3.  REBUILD : It is inevitable that I will be reminded about the past. But why not also dwell on the future?  How do I want my relationship to be NOW? Where do I want it to go?  Talk about how things are different in your marriage NOW as opposed to how they were.  Create things to look forward to.  My husband and I talk about dreams of going on road trips together.  Or even short term plans like hikes and camping trips with the family.  Just anything to give yourselves something to look forward to helps. 

4.  GET OUT : Staying isolated is one of the worst things you can do. I am guilty of this and still struggle with this.  As much as possible, resume your normal activities and routines. Structure can provide feelings of security as you slowly regain your sense of stability.  Having kids certainly helped me with this...I HAD to get out of bed and get them off to school or drive them to their activities or set up play dates.  So that helps.  I still struggle with wanting to do anything with friends.  For me, I've just been starting small.  Going to lunch during the day while my husband is working.  Or resuming contact with friends through social media.  Small is better than nothing, right?

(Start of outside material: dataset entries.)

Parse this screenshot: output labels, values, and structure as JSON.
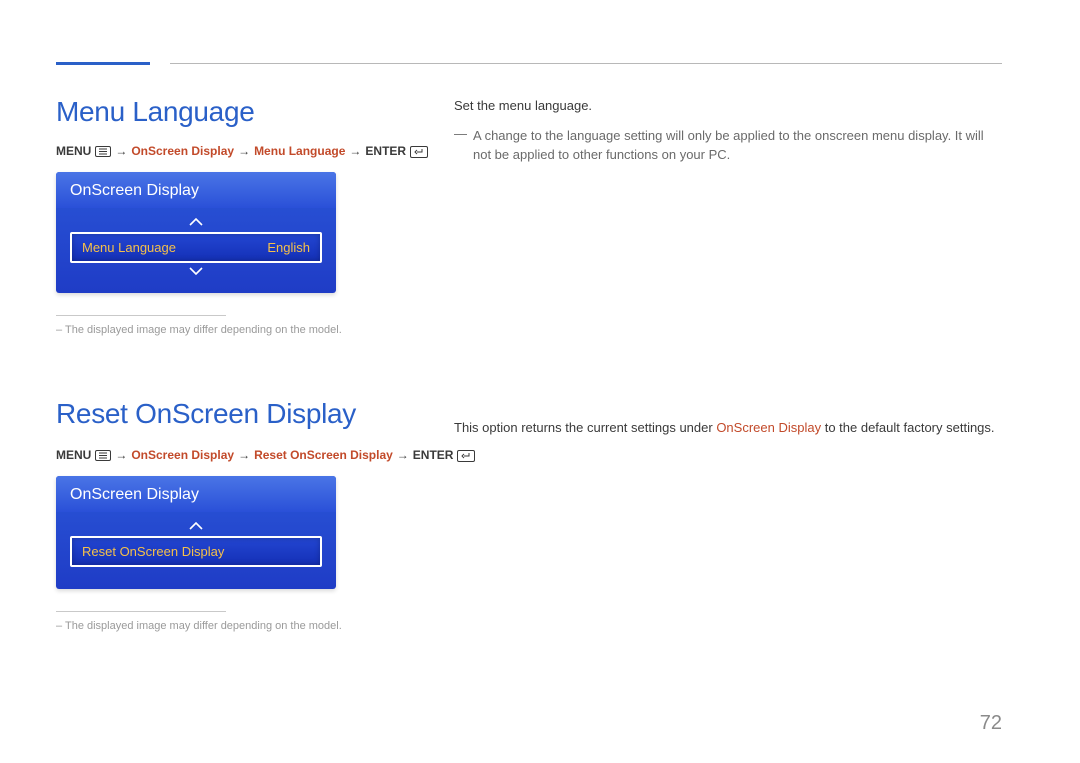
{
  "page_number": "72",
  "section1": {
    "heading": "Menu Language",
    "breadcrumb": {
      "menu": "MENU",
      "path1": "OnScreen Display",
      "path2": "Menu Language",
      "enter": "ENTER"
    },
    "osd": {
      "title": "OnScreen Display",
      "row_label": "Menu Language",
      "row_value": "English"
    },
    "footnote": "The displayed image may differ depending on the model.",
    "right": {
      "para": "Set the menu language.",
      "note": "A change to the language setting will only be applied to the onscreen menu display. It will not be applied to other functions on your PC."
    }
  },
  "section2": {
    "heading": "Reset OnScreen Display",
    "breadcrumb": {
      "menu": "MENU",
      "path1": "OnScreen Display",
      "path2": "Reset OnScreen Display",
      "enter": "ENTER"
    },
    "osd": {
      "title": "OnScreen Display",
      "row_label": "Reset OnScreen Display"
    },
    "footnote": "The displayed image may differ depending on the model.",
    "right": {
      "para_pre": "This option returns the current settings under ",
      "para_colored": "OnScreen Display",
      "para_post": " to the default factory settings."
    }
  }
}
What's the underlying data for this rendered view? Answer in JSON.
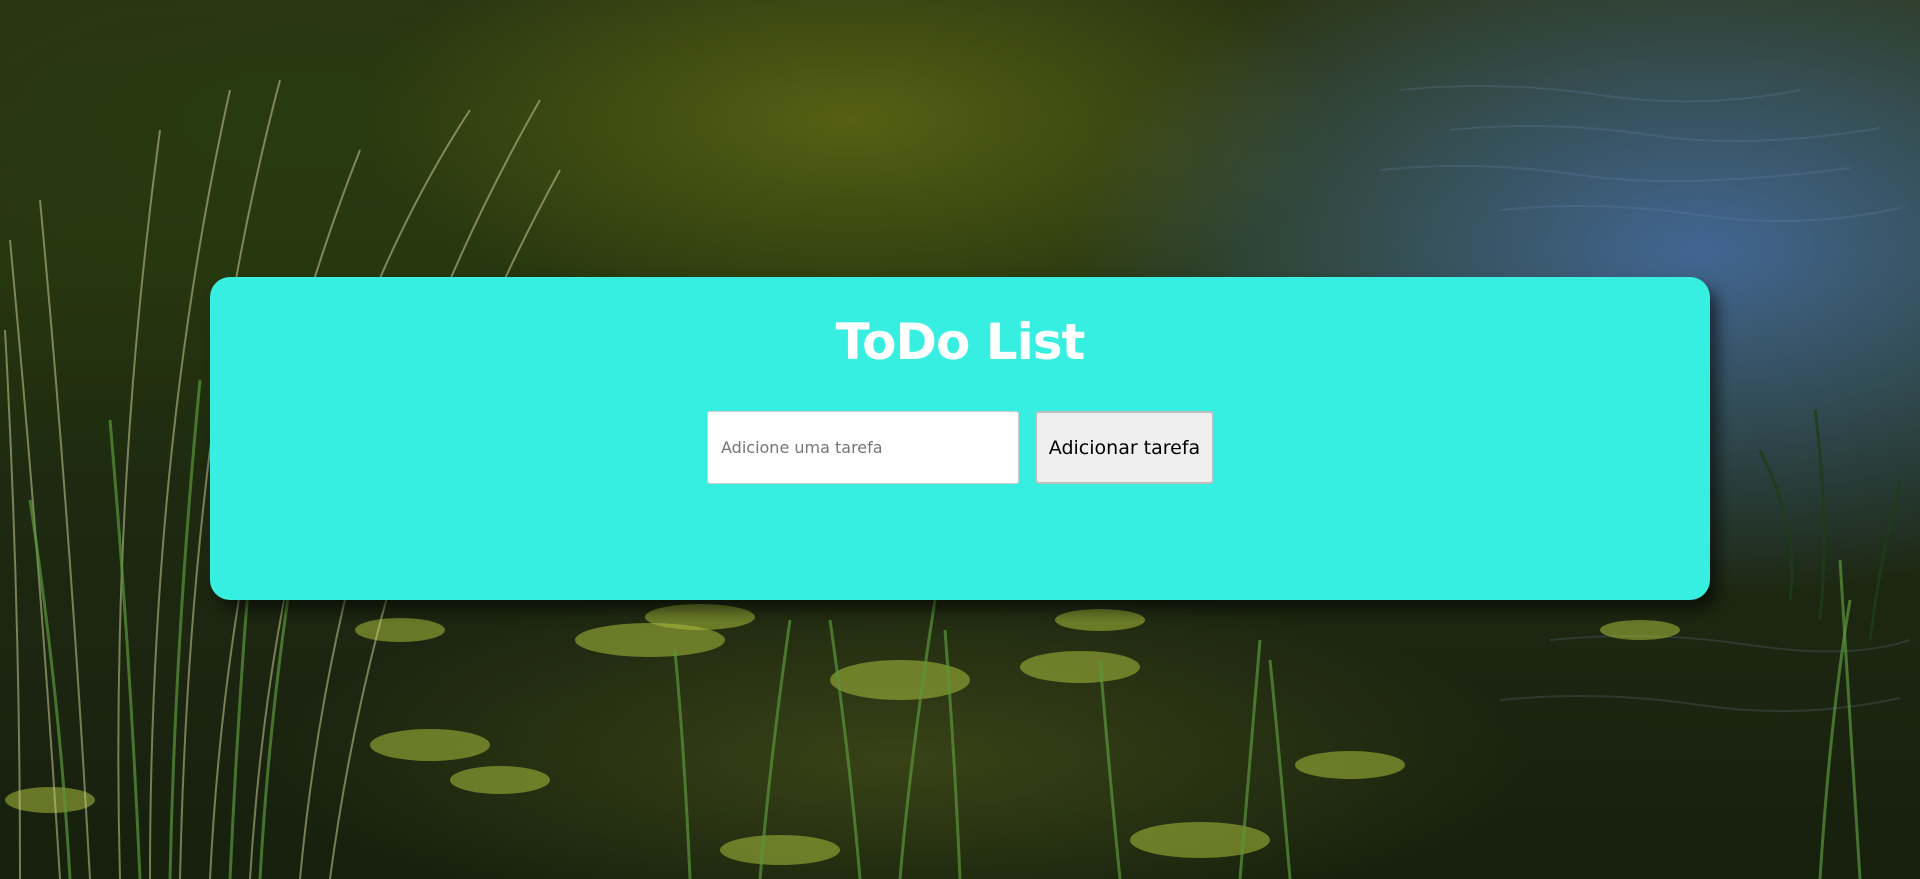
{
  "app": {
    "title": "ToDo List"
  },
  "add_task": {
    "input_value": "",
    "input_placeholder": "Adicione uma tarefa",
    "button_label": "Adicionar tarefa"
  },
  "tasks": [],
  "colors": {
    "card_background": "#36efe0",
    "title_text": "#ffffff",
    "button_background": "#efefef"
  },
  "background": {
    "scene": "pond-with-reeds-and-lily-pads"
  }
}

5. TAKE CARE OF YOURSELF : Recovery is a process. Even if your pain isn't physical, you still need to give yourself the proper rest, nutrition and exercise.  I also still struggle with this one. At least the exercise part.  I DO know how important it is.  And I have been sure to encourage my husband to keep up with his exercising...it has made a world of difference for his depression.  As far as sleeping goes, I have taken IB Profin PMs every night since the day I found out.  I find that if I don't take them, I can't sleep and if I can't sleep I am up all night reliving the betrayal in my mind.  Sleep is important and I have been told it is ok to take those as long as I need to.

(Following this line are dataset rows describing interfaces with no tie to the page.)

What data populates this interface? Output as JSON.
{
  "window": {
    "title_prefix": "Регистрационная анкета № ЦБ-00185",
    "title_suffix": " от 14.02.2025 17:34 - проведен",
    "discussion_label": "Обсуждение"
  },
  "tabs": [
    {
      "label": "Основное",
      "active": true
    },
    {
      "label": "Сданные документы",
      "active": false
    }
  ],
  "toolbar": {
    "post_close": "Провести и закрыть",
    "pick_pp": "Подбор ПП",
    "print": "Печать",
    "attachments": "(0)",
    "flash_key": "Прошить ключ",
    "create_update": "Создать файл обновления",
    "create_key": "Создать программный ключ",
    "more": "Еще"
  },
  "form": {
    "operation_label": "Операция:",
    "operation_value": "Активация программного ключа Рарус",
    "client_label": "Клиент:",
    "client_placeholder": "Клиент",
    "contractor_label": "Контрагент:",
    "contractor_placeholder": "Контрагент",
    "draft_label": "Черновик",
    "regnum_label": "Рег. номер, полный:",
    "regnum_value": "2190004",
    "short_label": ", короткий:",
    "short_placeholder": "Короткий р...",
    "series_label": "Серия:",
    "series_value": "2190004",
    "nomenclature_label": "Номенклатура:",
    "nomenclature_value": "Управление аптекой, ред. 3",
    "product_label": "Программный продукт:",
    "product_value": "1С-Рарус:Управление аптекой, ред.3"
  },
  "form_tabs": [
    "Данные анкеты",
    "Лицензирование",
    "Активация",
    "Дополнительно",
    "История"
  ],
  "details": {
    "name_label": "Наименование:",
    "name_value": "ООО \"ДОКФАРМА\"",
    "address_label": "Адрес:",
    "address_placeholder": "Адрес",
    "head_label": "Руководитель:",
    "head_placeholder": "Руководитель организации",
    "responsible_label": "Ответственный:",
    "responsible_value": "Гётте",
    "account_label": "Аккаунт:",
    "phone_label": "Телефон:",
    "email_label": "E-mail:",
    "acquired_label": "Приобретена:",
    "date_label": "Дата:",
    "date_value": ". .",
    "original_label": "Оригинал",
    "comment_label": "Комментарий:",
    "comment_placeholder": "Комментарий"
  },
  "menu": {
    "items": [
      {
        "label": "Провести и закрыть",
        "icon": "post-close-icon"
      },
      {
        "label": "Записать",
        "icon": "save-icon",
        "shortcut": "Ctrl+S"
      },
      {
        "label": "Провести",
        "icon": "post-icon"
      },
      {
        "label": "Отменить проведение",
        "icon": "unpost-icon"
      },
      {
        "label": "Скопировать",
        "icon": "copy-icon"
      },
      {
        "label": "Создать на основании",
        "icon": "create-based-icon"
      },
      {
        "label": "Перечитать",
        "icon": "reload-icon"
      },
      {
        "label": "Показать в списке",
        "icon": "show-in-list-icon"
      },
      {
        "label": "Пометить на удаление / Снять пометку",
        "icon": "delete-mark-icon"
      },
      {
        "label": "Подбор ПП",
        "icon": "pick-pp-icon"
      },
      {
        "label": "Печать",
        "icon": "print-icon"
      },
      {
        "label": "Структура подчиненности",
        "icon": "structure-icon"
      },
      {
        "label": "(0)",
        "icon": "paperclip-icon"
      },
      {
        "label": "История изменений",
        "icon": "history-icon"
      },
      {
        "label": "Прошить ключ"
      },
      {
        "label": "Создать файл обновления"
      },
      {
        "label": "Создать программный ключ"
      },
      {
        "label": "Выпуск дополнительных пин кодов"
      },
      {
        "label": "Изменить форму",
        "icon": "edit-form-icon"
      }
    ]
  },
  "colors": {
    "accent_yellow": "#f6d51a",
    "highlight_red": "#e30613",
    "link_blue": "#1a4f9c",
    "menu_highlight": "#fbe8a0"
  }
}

6. REMOVE TRIGGERS : Become aware of your emotional triggers and learn to cope with them creatively. You may have a flashback to your trauma by engaging in a similar activity, going to a similar place, seeing, hearing, smelling, tasting or feeling something that reminds you of the original trauma. The best way to cope is to remove any triggers that you can.  It helped me to explain to my husband what these triggers are so he could also be more sensitive. Another way to cope with this is to recognize that you are experiencing an emotional trigger and engage in positive self-talk (e.g., “This is frightening but I am safe now.”)  I have to admit that I'm not so great with the self-talk, but I know it works for a lot of people.

7. THINK POSITIVE : For every hurting and negative thought you have, tell yourself you need to think of 3 positive ones.  What are you grateful for? What do you love? What are the GOOD things in your relationship?  What are your favorite memories of you and your husband together?  Go outside and feel the sunshine and breath the fresh air.  Say a prayer.  Read your scriptures.  Find an inspirational quote to read. Listen to a song that makes you happy.  This will keep you from dwelling on the hurt and sinking into an endless pit of despair.

8. BE PATIENT:  Healing takes time. Your recovery will have it’s ups and downs. It is what it is and there is no magical cure.  As much as you want it to, it can't be fixed in a day.  So be patient with yourself.

For those that are religious, Christ can heal your heart as well. Good luck to you.
 

No comments: